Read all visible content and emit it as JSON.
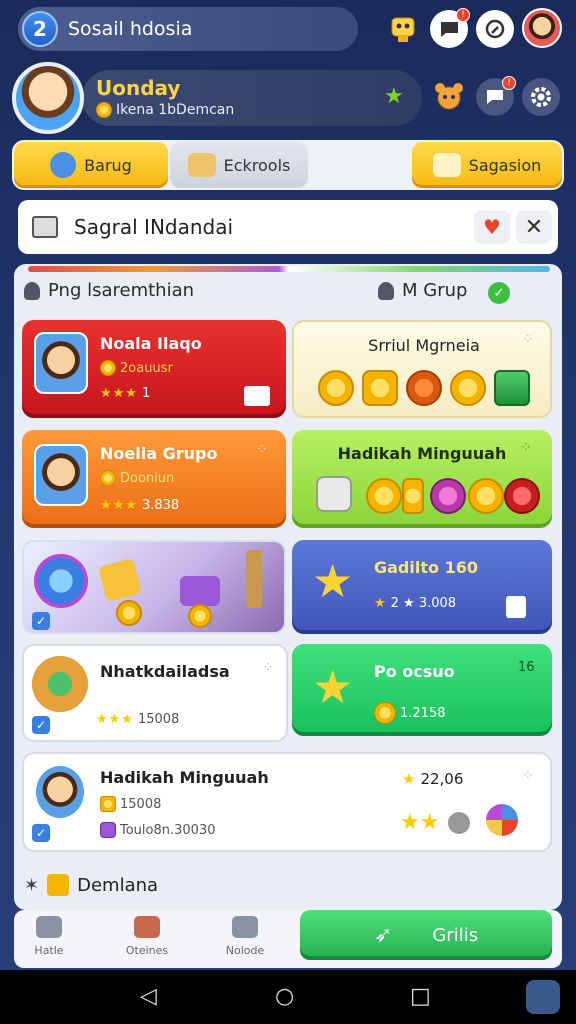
{
  "topbar": {
    "badge": "2",
    "search_text": "Sosail hdosia"
  },
  "profile": {
    "name": "Uonday",
    "subtitle": "Ikena 1bDemcan"
  },
  "tabs": [
    {
      "label": "Barug"
    },
    {
      "label": "Eckrools"
    },
    {
      "label": "Sagasion"
    }
  ],
  "notice": {
    "title": "Sagral INdandai"
  },
  "section": {
    "left_label": "Png lsaremthian",
    "right_label": "M Grup"
  },
  "cards": {
    "c1": {
      "title": "Noala Ilaqo",
      "sub": "2oauusr",
      "rating": "1"
    },
    "c2": {
      "title": "Srriul Mgrneia"
    },
    "c3": {
      "title": "Noelia Grupo",
      "sub": "Dooniun",
      "rating": "3.838"
    },
    "c4": {
      "title": "Hadikah Minguuah"
    },
    "c6": {
      "title": "Gadilto 160",
      "rating": "2 ★ 3.008"
    },
    "c7": {
      "title": "Nhatkdailadsa",
      "rating": "15008"
    },
    "c8": {
      "title": "Po ocsuo",
      "count": "16",
      "value": "1.2158"
    },
    "c9": {
      "title": "Hadikah Minguuah",
      "line1": "15008",
      "line2": "Toulo8n.30030",
      "rating": "22,06"
    }
  },
  "footer": {
    "label": "Demlana"
  },
  "bottom_nav": {
    "items": [
      {
        "label": "Hatle"
      },
      {
        "label": "Oteines"
      },
      {
        "label": "Nolode"
      }
    ],
    "go_label": "Grilis"
  },
  "colors": {
    "accent_yellow": "#f6b810",
    "accent_green": "#22b04e",
    "card_red": "#d8232a",
    "card_orange": "#f07a1e",
    "card_lime": "#9be04a",
    "card_blue": "#4a63c8"
  }
}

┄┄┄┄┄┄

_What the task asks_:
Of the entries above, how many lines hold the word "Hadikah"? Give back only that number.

_Answer to the problem_:
2